**Exercise**: Collect each line of the records containing the string "JSON".
#### Given records
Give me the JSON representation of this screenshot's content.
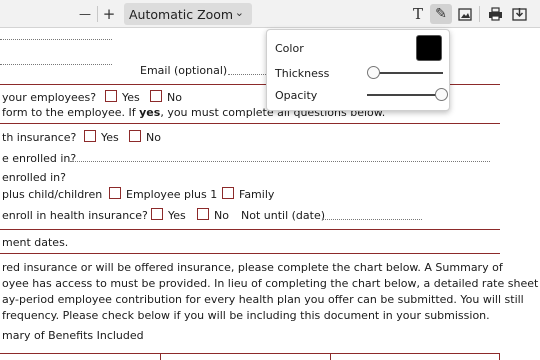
{
  "toolbar": {
    "zoom_out_glyph": "—",
    "zoom_in_glyph": "+",
    "zoom_value": "Automatic Zoom",
    "text_tool_glyph": "T",
    "draw_tool_glyph": "✎",
    "print_glyph": "⎙",
    "save_glyph": "⤓"
  },
  "popup": {
    "color_label": "Color",
    "color_value": "#000000",
    "thickness_label": "Thickness",
    "thickness_value": 0.0,
    "opacity_label": "Opacity",
    "opacity_value": 1.0
  },
  "form": {
    "email_label": "Email (optional)",
    "q_employees": "your employees?",
    "yes": "Yes",
    "no": "No",
    "form_line_a": "form to the employee. If ",
    "form_line_yes": "yes",
    "form_line_b": ", you must complete all questions below.",
    "q_health": "th insurance?",
    "q_enrolled": "e enrolled in?",
    "q_enrolled_in": "enrolled in?",
    "opt_child": "plus child/children",
    "opt_plus1": "Employee plus 1",
    "opt_family": "Family",
    "q_enroll_health": "enroll in health insurance?",
    "not_until": "Not until (date)",
    "enrollment_dates": "ment dates.",
    "para_1": "red insurance or will be offered insurance, please complete the chart below. A Summary of",
    "para_2": "oyee has access to must be provided. In lieu of completing the chart below, a detailed rate sheet",
    "para_3": "ay-period employee contribution for every health plan you offer can be submitted. You will still",
    "para_4": "frequency. Please check below if you will be including this document in your submission.",
    "summary_label": "mary of Benefits Included"
  }
}
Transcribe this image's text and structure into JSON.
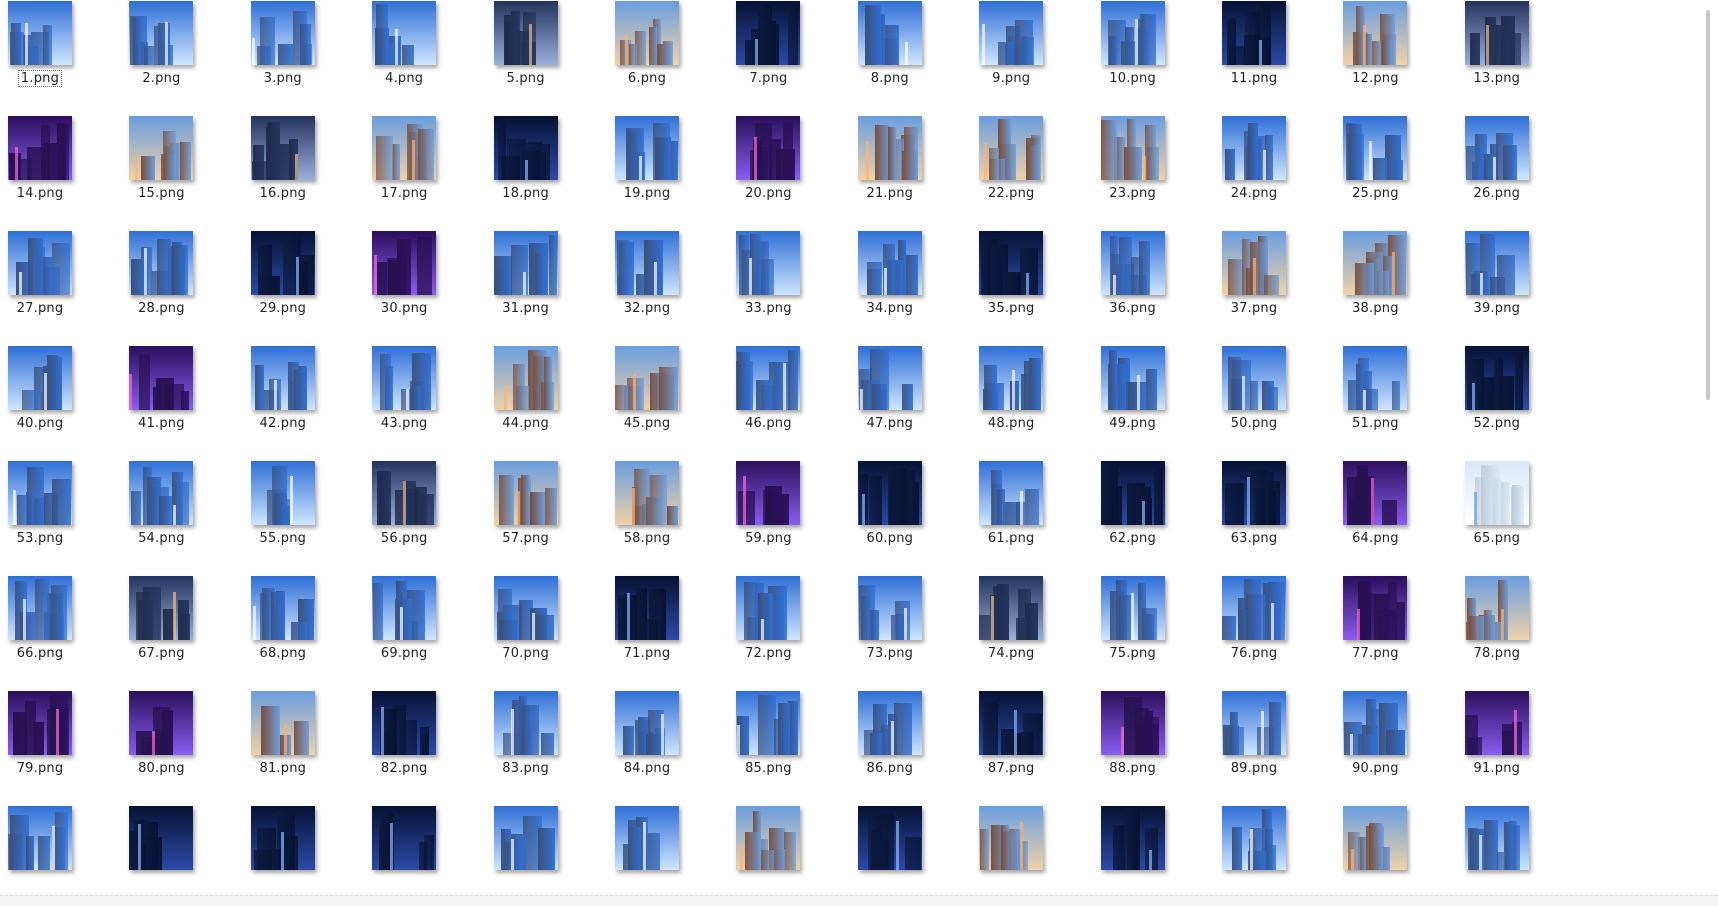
{
  "files": [
    {
      "name": "1.png",
      "theme": "day"
    },
    {
      "name": "2.png",
      "theme": "day"
    },
    {
      "name": "3.png",
      "theme": "day"
    },
    {
      "name": "4.png",
      "theme": "day"
    },
    {
      "name": "5.png",
      "theme": "dusk"
    },
    {
      "name": "6.png",
      "theme": "warm"
    },
    {
      "name": "7.png",
      "theme": "night"
    },
    {
      "name": "8.png",
      "theme": "day"
    },
    {
      "name": "9.png",
      "theme": "day"
    },
    {
      "name": "10.png",
      "theme": "day"
    },
    {
      "name": "11.png",
      "theme": "night"
    },
    {
      "name": "12.png",
      "theme": "warm"
    },
    {
      "name": "13.png",
      "theme": "dusk"
    },
    {
      "name": "14.png",
      "theme": "neon"
    },
    {
      "name": "15.png",
      "theme": "warm"
    },
    {
      "name": "16.png",
      "theme": "dusk"
    },
    {
      "name": "17.png",
      "theme": "warm"
    },
    {
      "name": "18.png",
      "theme": "night"
    },
    {
      "name": "19.png",
      "theme": "day"
    },
    {
      "name": "20.png",
      "theme": "neon"
    },
    {
      "name": "21.png",
      "theme": "warm"
    },
    {
      "name": "22.png",
      "theme": "warm"
    },
    {
      "name": "23.png",
      "theme": "warm"
    },
    {
      "name": "24.png",
      "theme": "day"
    },
    {
      "name": "25.png",
      "theme": "day"
    },
    {
      "name": "26.png",
      "theme": "day"
    },
    {
      "name": "27.png",
      "theme": "day"
    },
    {
      "name": "28.png",
      "theme": "day"
    },
    {
      "name": "29.png",
      "theme": "night"
    },
    {
      "name": "30.png",
      "theme": "neon"
    },
    {
      "name": "31.png",
      "theme": "day"
    },
    {
      "name": "32.png",
      "theme": "day"
    },
    {
      "name": "33.png",
      "theme": "day"
    },
    {
      "name": "34.png",
      "theme": "day"
    },
    {
      "name": "35.png",
      "theme": "night"
    },
    {
      "name": "36.png",
      "theme": "day"
    },
    {
      "name": "37.png",
      "theme": "warm"
    },
    {
      "name": "38.png",
      "theme": "warm"
    },
    {
      "name": "39.png",
      "theme": "day"
    },
    {
      "name": "40.png",
      "theme": "day"
    },
    {
      "name": "41.png",
      "theme": "neon"
    },
    {
      "name": "42.png",
      "theme": "day"
    },
    {
      "name": "43.png",
      "theme": "day"
    },
    {
      "name": "44.png",
      "theme": "warm"
    },
    {
      "name": "45.png",
      "theme": "warm"
    },
    {
      "name": "46.png",
      "theme": "day"
    },
    {
      "name": "47.png",
      "theme": "day"
    },
    {
      "name": "48.png",
      "theme": "day"
    },
    {
      "name": "49.png",
      "theme": "day"
    },
    {
      "name": "50.png",
      "theme": "day"
    },
    {
      "name": "51.png",
      "theme": "day"
    },
    {
      "name": "52.png",
      "theme": "night"
    },
    {
      "name": "53.png",
      "theme": "day"
    },
    {
      "name": "54.png",
      "theme": "day"
    },
    {
      "name": "55.png",
      "theme": "day"
    },
    {
      "name": "56.png",
      "theme": "dusk"
    },
    {
      "name": "57.png",
      "theme": "warm"
    },
    {
      "name": "58.png",
      "theme": "warm"
    },
    {
      "name": "59.png",
      "theme": "neon"
    },
    {
      "name": "60.png",
      "theme": "night"
    },
    {
      "name": "61.png",
      "theme": "day"
    },
    {
      "name": "62.png",
      "theme": "night"
    },
    {
      "name": "63.png",
      "theme": "night"
    },
    {
      "name": "64.png",
      "theme": "neon"
    },
    {
      "name": "65.png",
      "theme": "light"
    },
    {
      "name": "66.png",
      "theme": "day"
    },
    {
      "name": "67.png",
      "theme": "dusk"
    },
    {
      "name": "68.png",
      "theme": "day"
    },
    {
      "name": "69.png",
      "theme": "day"
    },
    {
      "name": "70.png",
      "theme": "day"
    },
    {
      "name": "71.png",
      "theme": "night"
    },
    {
      "name": "72.png",
      "theme": "day"
    },
    {
      "name": "73.png",
      "theme": "day"
    },
    {
      "name": "74.png",
      "theme": "dusk"
    },
    {
      "name": "75.png",
      "theme": "day"
    },
    {
      "name": "76.png",
      "theme": "day"
    },
    {
      "name": "77.png",
      "theme": "neon"
    },
    {
      "name": "78.png",
      "theme": "warm"
    },
    {
      "name": "79.png",
      "theme": "neon"
    },
    {
      "name": "80.png",
      "theme": "neon"
    },
    {
      "name": "81.png",
      "theme": "warm"
    },
    {
      "name": "82.png",
      "theme": "night"
    },
    {
      "name": "83.png",
      "theme": "day"
    },
    {
      "name": "84.png",
      "theme": "day"
    },
    {
      "name": "85.png",
      "theme": "day"
    },
    {
      "name": "86.png",
      "theme": "day"
    },
    {
      "name": "87.png",
      "theme": "night"
    },
    {
      "name": "88.png",
      "theme": "neon"
    },
    {
      "name": "89.png",
      "theme": "day"
    },
    {
      "name": "90.png",
      "theme": "day"
    },
    {
      "name": "91.png",
      "theme": "neon"
    },
    {
      "name": "",
      "theme": "day"
    },
    {
      "name": "",
      "theme": "night"
    },
    {
      "name": "",
      "theme": "night"
    },
    {
      "name": "",
      "theme": "night"
    },
    {
      "name": "",
      "theme": "day"
    },
    {
      "name": "",
      "theme": "day"
    },
    {
      "name": "",
      "theme": "warm"
    },
    {
      "name": "",
      "theme": "night"
    },
    {
      "name": "",
      "theme": "warm"
    },
    {
      "name": "",
      "theme": "night"
    },
    {
      "name": "",
      "theme": "day"
    },
    {
      "name": "",
      "theme": "warm"
    },
    {
      "name": "",
      "theme": "day"
    }
  ],
  "selected_index": 0,
  "palettes": {
    "day": {
      "sky_top": "#2f6fd6",
      "sky_bottom": "#cfe6ff",
      "building": "#3a4f78",
      "accent": "#ffffff"
    },
    "night": {
      "sky_top": "#061233",
      "sky_bottom": "#2b4aa8",
      "building": "#0c1a3e",
      "accent": "#8fb8ff"
    },
    "dusk": {
      "sky_top": "#23335e",
      "sky_bottom": "#9ab0d8",
      "building": "#1f2b4a",
      "accent": "#e9c08a"
    },
    "warm": {
      "sky_top": "#6a9ee0",
      "sky_bottom": "#f0d2a8",
      "building": "#7a4a33",
      "accent": "#ffb36b"
    },
    "neon": {
      "sky_top": "#2a0f5c",
      "sky_bottom": "#8a5cf0",
      "building": "#24134a",
      "accent": "#ff6ad5"
    },
    "light": {
      "sky_top": "#d9e8f5",
      "sky_bottom": "#ffffff",
      "building": "#b7c6d8",
      "accent": "#6aa0d8"
    }
  }
}
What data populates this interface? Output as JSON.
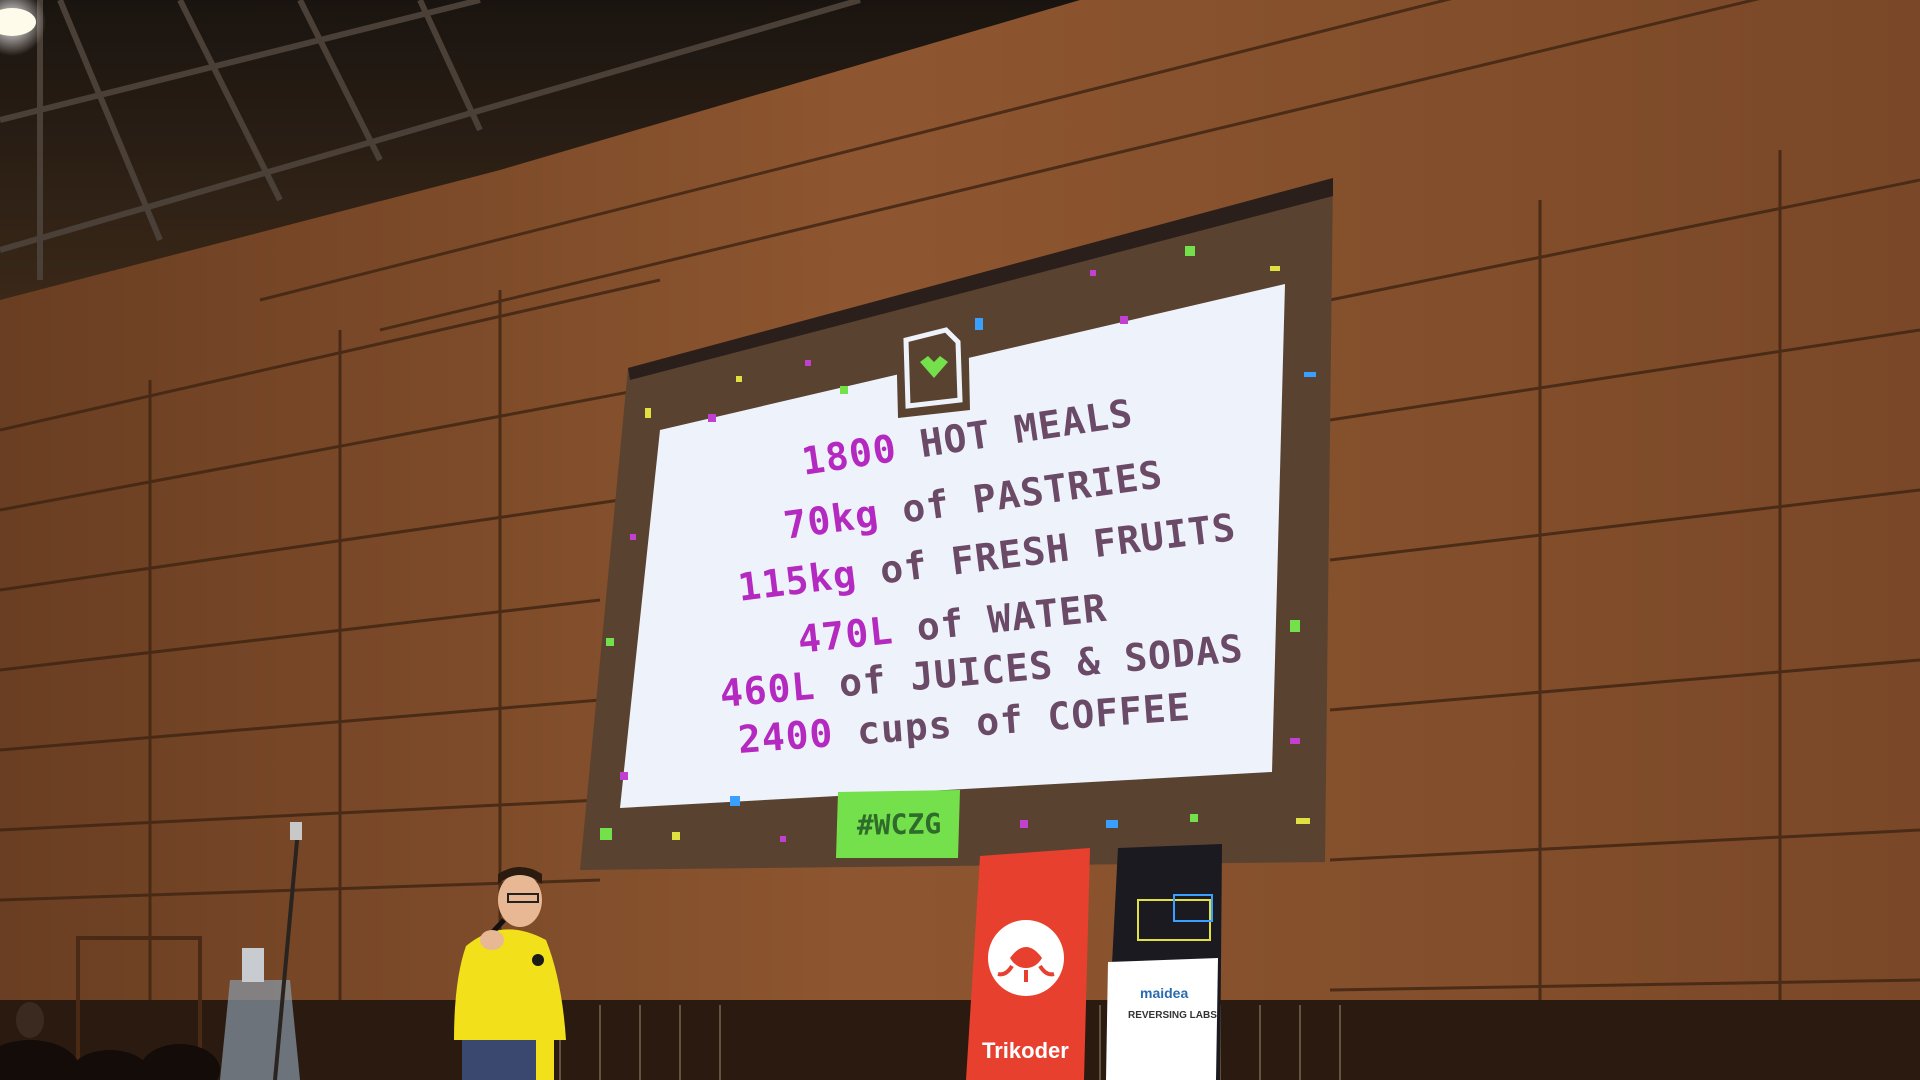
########
**Solution for this problem**:
Give me the JSON representation of this screenshot's content.
Transcribe this image's text and structure into JSON.
What data populates this interface? Output as JSON.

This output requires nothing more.